An international team of scientists has discovered new relationships between deep-sea temperature and ice-volume changes to provide crucial new information about how the ice ages came about.
Researchers from the National Oceanography Centre, the University of Southampton and the Australian National University developed a new method for determining sea-level and deep-sea temperature variability over the past 5.3 million years. It provides new insight into the climatic relationships that caused the development of major ice-age cycles during the past two million years.
The researchers found, for the first time, that the long-term trends in cooling and continental ice-volume cycles over the past 5.3 million years were not the same. In fact, for temperature the major step toward the ice ages that have characterised the past two to three million years was a cooling event at 2.7 million years ago, but for ice-volume the crucial step was the development of the first intense ice age at around 2.15 million years ago. Before these results, these were thought to have occurred together at about 2.5 million years ago.
The results are published in the scientific journal Nature.
Co-author Dr Gavin Foster, from Ocean and Earth Science at the University of Southampton, says: “Our work focused on the discovery of new relationships within the natural Earth system. In that sense, the observed decoupling of temperature and ice-volume changes provides crucial new information for our understanding of how the ice ages developed.
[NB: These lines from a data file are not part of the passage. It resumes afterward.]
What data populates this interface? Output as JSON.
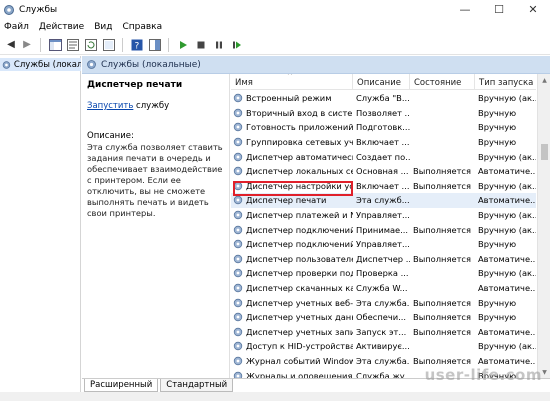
{
  "window": {
    "title": "Службы"
  },
  "menu": [
    "Файл",
    "Действие",
    "Вид",
    "Справка"
  ],
  "tree": {
    "item": "Службы (локалы"
  },
  "header": {
    "title": "Службы (локальные)"
  },
  "details": {
    "title": "Диспетчер печати",
    "link": "Запустить",
    "link_suffix": " службу",
    "desc_head": "Описание:",
    "desc_text": "Эта служба позволяет ставить задания печати в очередь и обеспечивает взаимодействие с принтером. Если ее отключить, вы не сможете выполнять печать и видеть свои принтеры."
  },
  "columns": {
    "name": "Имя",
    "desc": "Описание",
    "state": "Состояние",
    "start": "Тип запуска"
  },
  "rows": [
    {
      "name": "Встроенный режим",
      "desc": "Служба \"В...",
      "state": "",
      "start": "Вручную (ак..."
    },
    {
      "name": "Вторичный вход в систему",
      "desc": "Позволяет ...",
      "state": "",
      "start": "Вручную"
    },
    {
      "name": "Готовность приложений",
      "desc": "Подготовк...",
      "state": "",
      "start": "Вручную"
    },
    {
      "name": "Группировка сетевых учас...",
      "desc": "Включает ...",
      "state": "",
      "start": "Вручную"
    },
    {
      "name": "Диспетчер автоматически...",
      "desc": "Создает по...",
      "state": "",
      "start": "Вручную (ак..."
    },
    {
      "name": "Диспетчер локальных сеа...",
      "desc": "Основная ...",
      "state": "Выполняется",
      "start": "Автоматиче..."
    },
    {
      "name": "Диспетчер настройки устр...",
      "desc": "Включает ...",
      "state": "Выполняется",
      "start": "Вручную (ак..."
    },
    {
      "name": "Диспетчер печати",
      "desc": "Эта служб...",
      "state": "",
      "start": "Автоматиче..."
    },
    {
      "name": "Диспетчер платежей и NF...",
      "desc": "Управляет...",
      "state": "",
      "start": "Вручную (ак..."
    },
    {
      "name": "Диспетчер подключений ...",
      "desc": "Принимае...",
      "state": "Выполняется",
      "start": "Вручную (ак..."
    },
    {
      "name": "Диспетчер подключений ...",
      "desc": "Управляет...",
      "state": "",
      "start": "Вручную"
    },
    {
      "name": "Диспетчер пользователей",
      "desc": "Диспетчер ...",
      "state": "Выполняется",
      "start": "Автоматиче..."
    },
    {
      "name": "Диспетчер проверки подл...",
      "desc": "Проверка ...",
      "state": "",
      "start": "Вручную (ак..."
    },
    {
      "name": "Диспетчер скачанных карт",
      "desc": "Служба W...",
      "state": "",
      "start": "Автоматиче..."
    },
    {
      "name": "Диспетчер учетных веб-за...",
      "desc": "Эта служба...",
      "state": "Выполняется",
      "start": "Вручную"
    },
    {
      "name": "Диспетчер учетных данных",
      "desc": "Обеспечи...",
      "state": "Выполняется",
      "start": "Вручную"
    },
    {
      "name": "Диспетчер учетных записе...",
      "desc": "Запуск эт...",
      "state": "Выполняется",
      "start": "Автоматиче..."
    },
    {
      "name": "Доступ к HID-устройствам",
      "desc": "Активирує...",
      "state": "",
      "start": "Вручную (ак..."
    },
    {
      "name": "Журнал событий Windows",
      "desc": "Эта служба...",
      "state": "Выполняется",
      "start": "Автоматиче..."
    },
    {
      "name": "Журналы и оповещения п...",
      "desc": "Служба жу...",
      "state": "",
      "start": "Вручную"
    }
  ],
  "tabs": [
    "Расширенный",
    "Стандартный"
  ],
  "watermark": "user-life.com"
}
“However, there are wider implications too. For example, a more refined sea-level record over millions of years is commercially interesting because it allows a better understanding of coastal sediment sequences that are relevant to the petroleum industry. Our record is also of interest to climate policy developments, because it opens the door to detailed comparisons between past atmospheric CO2 concentrations, global temperatures, and sea levels, which has enormous value to long-term future climate projections.”
The team used records of oxygen isotope ratios (which provide a record of ancient water temperature) from microscopic plankton fossils recovered from the Mediterranean Sea, spanning the last 5.3 million years. This is a particularly useful region because the oxygen isotopic composition of the seawater is largely determined by the flow of water through the Strait of Gibraltar, which in turn is sensitive to changes in global sea level – in a way like the pinching of a hosepipe.
As continental ice sheets grew during the ice ages, flow through the Strait of Gibraltar was reduced, causing measurable increases in the oxygen isotope O-18 (8 protons and 10 neutrons) relative to O-16 (8 protons and 8 neutrons) in Mediterranean waters, which became preserved in the shells of the ancient plankton. Using long drill cores and uplifted sections of sea-floor sediments, previous work had analysed such microfossil-based oxygen isotope records from carefully dated sequences.
The current study added a numerical model for calculating water exchange through the Strait of Gibraltar as a function of sea-level change, which allowed the microfossil records to be used as a sensitive recorder of global sea-level changes. The new sea-level record was then used in combination with existing deep-sea oxygen isotope records from the open ocean, to work out deep-sea temperature changes.
Lead author, Professor Eelco Rohling of Australian National University, says “This is the first step for reconstructions from the Mediterranean records. Our previous work has developed and refined this technique for Red Sea records, but in that location it is restricted to the last half a million years because there are no longer drill cores. In the Mediterranean, we could take it down all the way to 5.3 million years ago. There are uncertainties involved, so we included wide-ranging assessments of these, as well as pointers to the most promising avenues for improvement. This work lays the foundation for a concentrated effort toward refining and improving the new sea-level record.”
Noting the importance of the Strait of Gibraltar to the analysis, co-author Dr Mark Tamisiea from the National Oceanography Centre, Southampton adds “Flow through the Strait will depend not only on the ocean’s volume, but also on how the land in the region moves up and down in response to the changing water levels. We use a global model of changes in the ocean and the ice sheets to estimate the deformation and gravity changes in the region, and how that will affect our estimate of global sea-level change.”